Dear Janine,


I’m a coach and want to improve my visibility online so that I can reach my ideal clients and build my customer base. I know exactly what I want to say, but then chicken out and can’t seem to bring myself to push the start button. I often talk myself out of activities with thoughts like ‘Nobody cares about what I have to say.’ or ‘Who am I to tell other people how to manage their lives and businesses.’ Why do you think this happening to me and what can I do to stop this self-sabotaging behaviour?

Regards, ‘Unable to Launch.’

Dear ‘Unable to Launch’

What you’re describing is actually very common for many online entrepreneurs. In my experience, the cause of this is usually a combination of mindset, childhood conditioning and negative subconscious beliefs. Many women suffer from Imposter Syndrome and negative beliefs that they  aren’t ‘good enough’ or what they really want, simply isn’t available to them and start comparing themselves to others and feel inadequate or different. The easiest way to start improving, this is to take an honest look at your mindset.

Ask yourself “Why do I believe that nobody is interested in what I have to say or offer?” Explore this by journalling on everything that comes to mind as this will help you identify any underlining fears for e.g. fear of rejection, or perhaps a fear of success. Then go even further and ask yourself ‘ Why do I fear rejection?’ ‘What does this remind me of and what is the worst that could happen?’ This might make you aware of past, negative experiences that you’re subconsciously trying to avoid repeating as well as beliefs that need reframing.

Very often, negative past experiences will affect our decision making process and determine our future actions.  I’ll use a real life example from one of my clients.
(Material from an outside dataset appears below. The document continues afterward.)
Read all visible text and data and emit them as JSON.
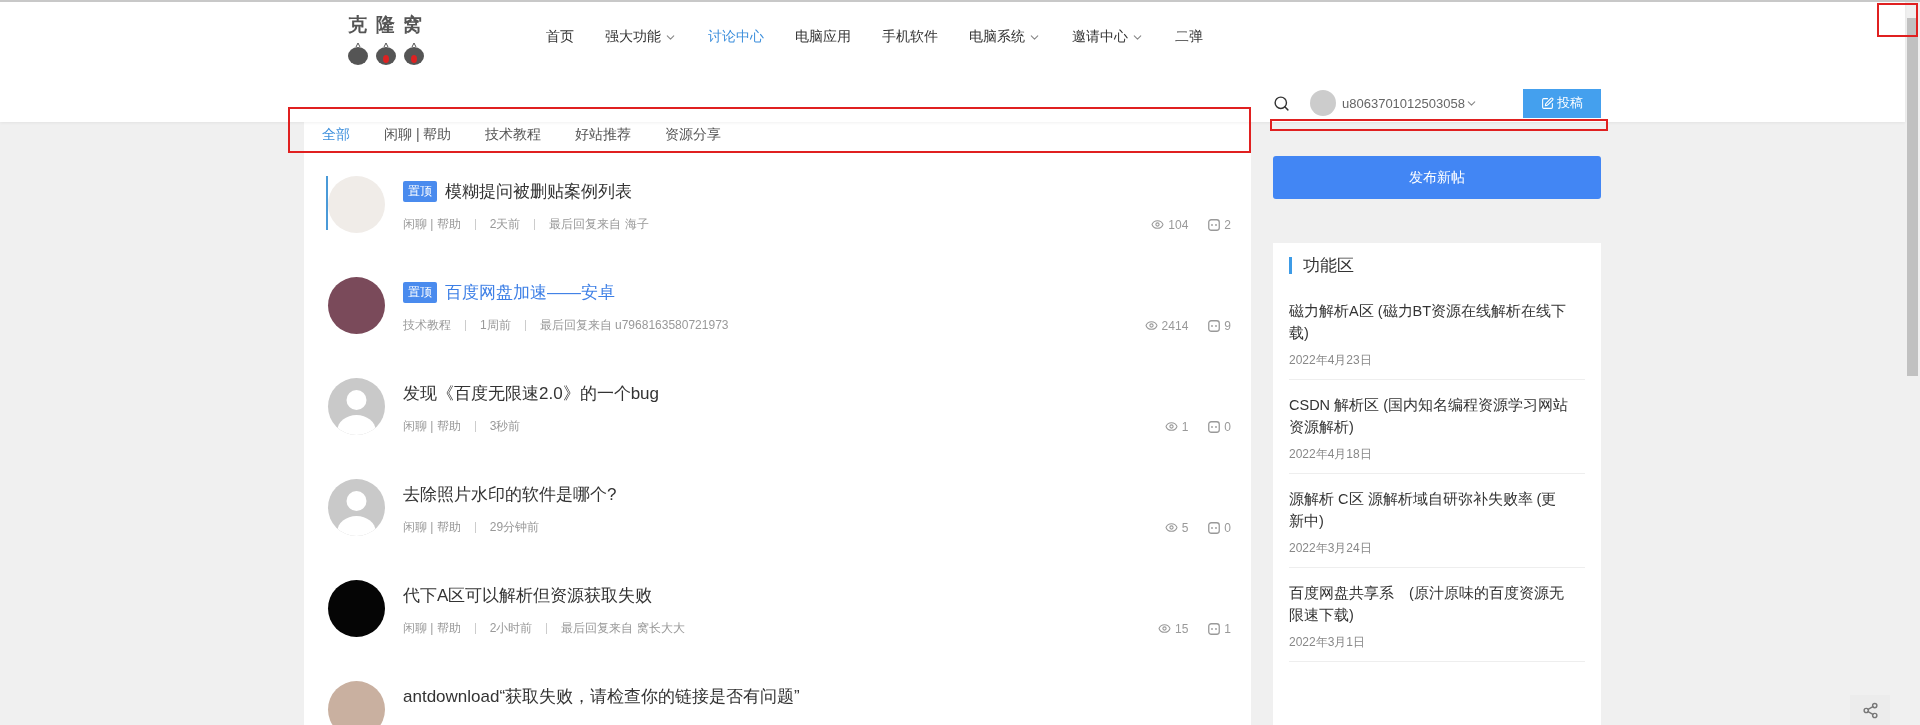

Using regression hypnosis, we were able to explore the following events:  As a child she really wanted to participate in a school theatre project. She was so pleased to be cast, learnt her lines and practised her role for weeks on end. Unfortunately, on opening night the hall wasn’t empty like at rehearsals. Suddenly looking out at the sea of faces, she experienced acute stage fright and her mind shut down, making her forget her lines. She was scared and embarrassed and ran off the stage in tears, feeling like a failure.

Now you can imagine that for an 11 year old, this was really traumatic. Her classmates teased her relentlessly and she never returned to acting. Fast forward to age 17 and attending a karaoke themed birthday party. Caught up in the moment and seeing how much fun everyone was having, she bravely stepped onto the makeshift stage, only to have a flashback to her mortifying acting experience and you guessed it, once again she couldn’t pull it off. Her subconscious mind in trying to protect her, reinforced the negative beliefs that being ‘visible’ isn’t safe, that she’ll never be able to perform in public in any capacity and that she should just avoid anything like that in future to prevent the embarrassment and feelings of shame and failure. In hypnosis we were able to identify the feelings that her subconscious had attached to these events, process them and reframe those beliefs to what is really true:
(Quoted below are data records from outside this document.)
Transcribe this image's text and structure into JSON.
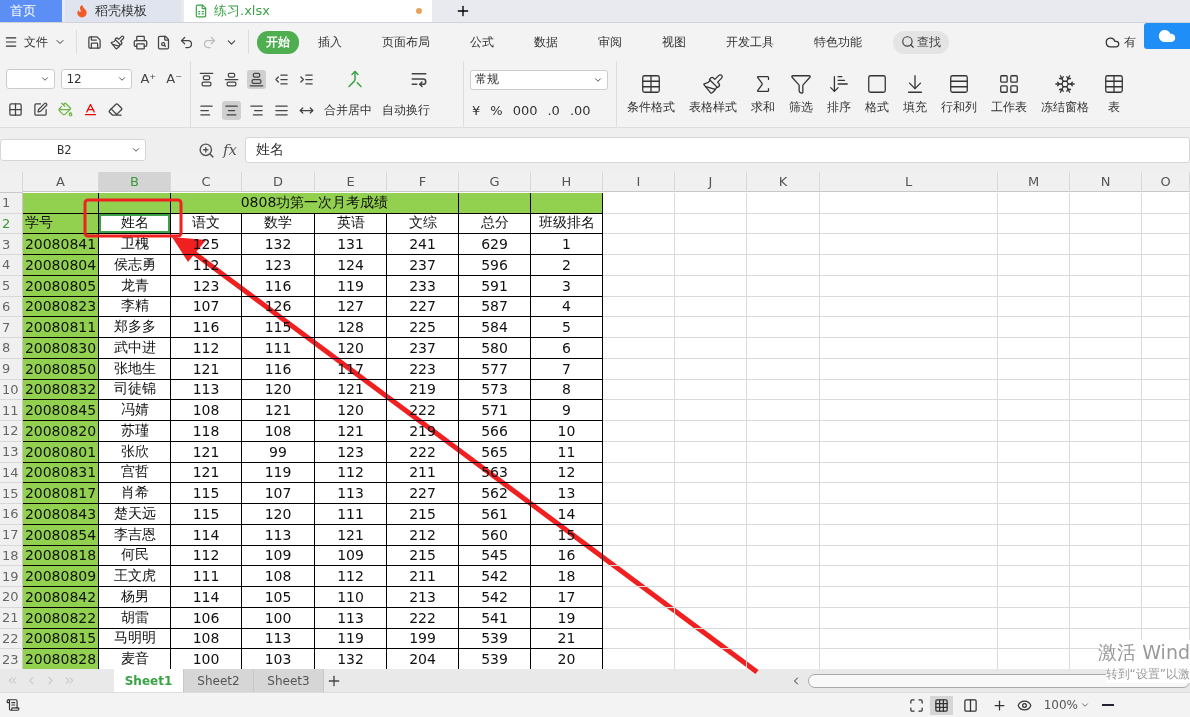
{
  "tabs": [
    {
      "label": "首页",
      "kind": "home",
      "selected": false
    },
    {
      "label": "稻壳模板",
      "kind": "template",
      "selected": false
    },
    {
      "label": "练习.xlsx",
      "kind": "file",
      "selected": true,
      "unsaved": true
    }
  ],
  "menu": {
    "file": "文件",
    "items": [
      {
        "label": "开始",
        "selected": true
      },
      {
        "label": "插入",
        "selected": false
      },
      {
        "label": "页面布局",
        "selected": false
      },
      {
        "label": "公式",
        "selected": false
      },
      {
        "label": "数据",
        "selected": false
      },
      {
        "label": "审阅",
        "selected": false
      },
      {
        "label": "视图",
        "selected": false
      },
      {
        "label": "开发工具",
        "selected": false
      },
      {
        "label": "特色功能",
        "selected": false
      }
    ],
    "search": "查找",
    "cloud": "有"
  },
  "ribbon": {
    "font_size": "12",
    "font_grow": "A⁺",
    "font_shrink": "A⁻",
    "number_format": "常规",
    "merge": "合并居中",
    "wrap": "自动换行",
    "number_buttons": [
      "¥",
      "%",
      "000",
      ".0",
      ".00"
    ],
    "buttons": [
      {
        "label": "条件格式",
        "kind": "conditional"
      },
      {
        "label": "表格样式",
        "kind": "tablestyle"
      },
      {
        "label": "求和",
        "kind": "sum"
      },
      {
        "label": "筛选",
        "kind": "filter"
      },
      {
        "label": "排序",
        "kind": "sort"
      },
      {
        "label": "格式",
        "kind": "format"
      },
      {
        "label": "填充",
        "kind": "fill"
      },
      {
        "label": "行和列",
        "kind": "rowcol"
      },
      {
        "label": "工作表",
        "kind": "sheet"
      },
      {
        "label": "冻结窗格",
        "kind": "freeze"
      },
      {
        "label": "表",
        "kind": "more"
      }
    ]
  },
  "formula_bar": {
    "cell_ref": "B2",
    "fx": "fx",
    "value": "姓名"
  },
  "sheet": {
    "columns": [
      {
        "label": "A",
        "selected": false
      },
      {
        "label": "B",
        "selected": true
      },
      {
        "label": "C",
        "selected": false
      },
      {
        "label": "D",
        "selected": false
      },
      {
        "label": "E",
        "selected": false
      },
      {
        "label": "F",
        "selected": false
      },
      {
        "label": "G",
        "selected": false
      },
      {
        "label": "H",
        "selected": false
      },
      {
        "label": "I",
        "selected": false
      },
      {
        "label": "J",
        "selected": false
      },
      {
        "label": "K",
        "selected": false
      },
      {
        "label": "L",
        "selected": false
      },
      {
        "label": "M",
        "selected": false
      },
      {
        "label": "N",
        "selected": false
      },
      {
        "label": "O",
        "selected": false
      }
    ],
    "row_numbers": [
      {
        "label": "1",
        "selected": false
      },
      {
        "label": "2",
        "selected": true
      },
      {
        "label": "3",
        "selected": false
      },
      {
        "label": "4",
        "selected": false
      },
      {
        "label": "5",
        "selected": false
      },
      {
        "label": "6",
        "selected": false
      },
      {
        "label": "7",
        "selected": false
      },
      {
        "label": "8",
        "selected": false
      },
      {
        "label": "9",
        "selected": false
      },
      {
        "label": "10",
        "selected": false
      },
      {
        "label": "11",
        "selected": false
      },
      {
        "label": "12",
        "selected": false
      },
      {
        "label": "13",
        "selected": false
      },
      {
        "label": "14",
        "selected": false
      },
      {
        "label": "15",
        "selected": false
      },
      {
        "label": "16",
        "selected": false
      },
      {
        "label": "17",
        "selected": false
      },
      {
        "label": "18",
        "selected": false
      },
      {
        "label": "19",
        "selected": false
      },
      {
        "label": "20",
        "selected": false
      },
      {
        "label": "21",
        "selected": false
      },
      {
        "label": "22",
        "selected": false
      },
      {
        "label": "23",
        "selected": false
      }
    ],
    "title": "0808功第一次月考成绩",
    "headers": [
      "学号",
      "姓名",
      "语文",
      "数学",
      "英语",
      "文综",
      "总分",
      "班级排名"
    ],
    "rows": [
      [
        "20080841",
        "卫槐",
        "125",
        "132",
        "131",
        "241",
        "629",
        "1"
      ],
      [
        "20080804",
        "侯志勇",
        "112",
        "123",
        "124",
        "237",
        "596",
        "2"
      ],
      [
        "20080805",
        "龙青",
        "123",
        "116",
        "119",
        "233",
        "591",
        "3"
      ],
      [
        "20080823",
        "李精",
        "107",
        "126",
        "127",
        "227",
        "587",
        "4"
      ],
      [
        "20080811",
        "郑多多",
        "116",
        "115",
        "128",
        "225",
        "584",
        "5"
      ],
      [
        "20080830",
        "武中进",
        "112",
        "111",
        "120",
        "237",
        "580",
        "6"
      ],
      [
        "20080850",
        "张地生",
        "121",
        "116",
        "117",
        "223",
        "577",
        "7"
      ],
      [
        "20080832",
        "司徒锦",
        "113",
        "120",
        "121",
        "219",
        "573",
        "8"
      ],
      [
        "20080845",
        "冯婧",
        "108",
        "121",
        "120",
        "222",
        "571",
        "9"
      ],
      [
        "20080820",
        "苏瑾",
        "118",
        "108",
        "121",
        "219",
        "566",
        "10"
      ],
      [
        "20080801",
        "张欣",
        "121",
        "99",
        "123",
        "222",
        "565",
        "11"
      ],
      [
        "20080831",
        "宫哲",
        "121",
        "119",
        "112",
        "211",
        "563",
        "12"
      ],
      [
        "20080817",
        "肖希",
        "115",
        "107",
        "113",
        "227",
        "562",
        "13"
      ],
      [
        "20080843",
        "楚天远",
        "115",
        "120",
        "111",
        "215",
        "561",
        "14"
      ],
      [
        "20080854",
        "李吉恩",
        "114",
        "113",
        "121",
        "212",
        "560",
        "15"
      ],
      [
        "20080818",
        "何民",
        "112",
        "109",
        "109",
        "215",
        "545",
        "16"
      ],
      [
        "20080809",
        "王文虎",
        "111",
        "108",
        "112",
        "211",
        "542",
        "18"
      ],
      [
        "20080842",
        "杨男",
        "114",
        "105",
        "110",
        "213",
        "542",
        "17"
      ],
      [
        "20080822",
        "胡雷",
        "106",
        "100",
        "113",
        "222",
        "541",
        "19"
      ],
      [
        "20080815",
        "马明明",
        "108",
        "113",
        "119",
        "199",
        "539",
        "21"
      ],
      [
        "20080828",
        "麦音",
        "100",
        "103",
        "132",
        "204",
        "539",
        "20"
      ]
    ]
  },
  "sheet_tabs": [
    {
      "label": "Sheet1",
      "selected": true
    },
    {
      "label": "Sheet2",
      "selected": false
    },
    {
      "label": "Sheet3",
      "selected": false
    }
  ],
  "status": {
    "zoom": "100%",
    "views": [
      {
        "kind": "normal",
        "selected": true
      },
      {
        "kind": "page",
        "selected": false
      },
      {
        "kind": "break",
        "selected": false
      }
    ]
  },
  "activation": [
    "激活 Wind",
    "转到“设置”以激"
  ]
}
  • her self-worth is non-negotiable regardless of what she does, or doesn’t do.
  • she is a highly qualified professional who has transformed the lives of many clients.
  • she actually loves helping people and showing up is the highest form of service.

After the therapy part, I started coaching her on the practicalities of doing live video and here are some tips you too can implement;

  • Start small. You can begin with short 2 minute videos and slowly increase the time as you get more comfortable.
  • Wear something that you feel comfortable and confident in. Worrying about a wardrobe malfunction isn’t helpful and tugging at clothing will make you feel self conscious and distract your audience from your message.
  • Make notes beforehand so your message is clear and concise.
  • Have your intention to serve in the forefront of your mind. When your calling to serve outweighs your fear, showing up becomes a whole lot easier.
  • Practice self compassion. NOBODY is perfect and your clients aren’t looking for a robot that never makes a mistake. You showing up authentically, and really wanting to help your audience, will be visible in your energy and that is who people want to work with.
  • Be honest. Telling your audience that it’s your first time and you’re really nervous is perfectly fine. A lot of people will respect you for being vulnerable and pushing yourself outside your comfort zone.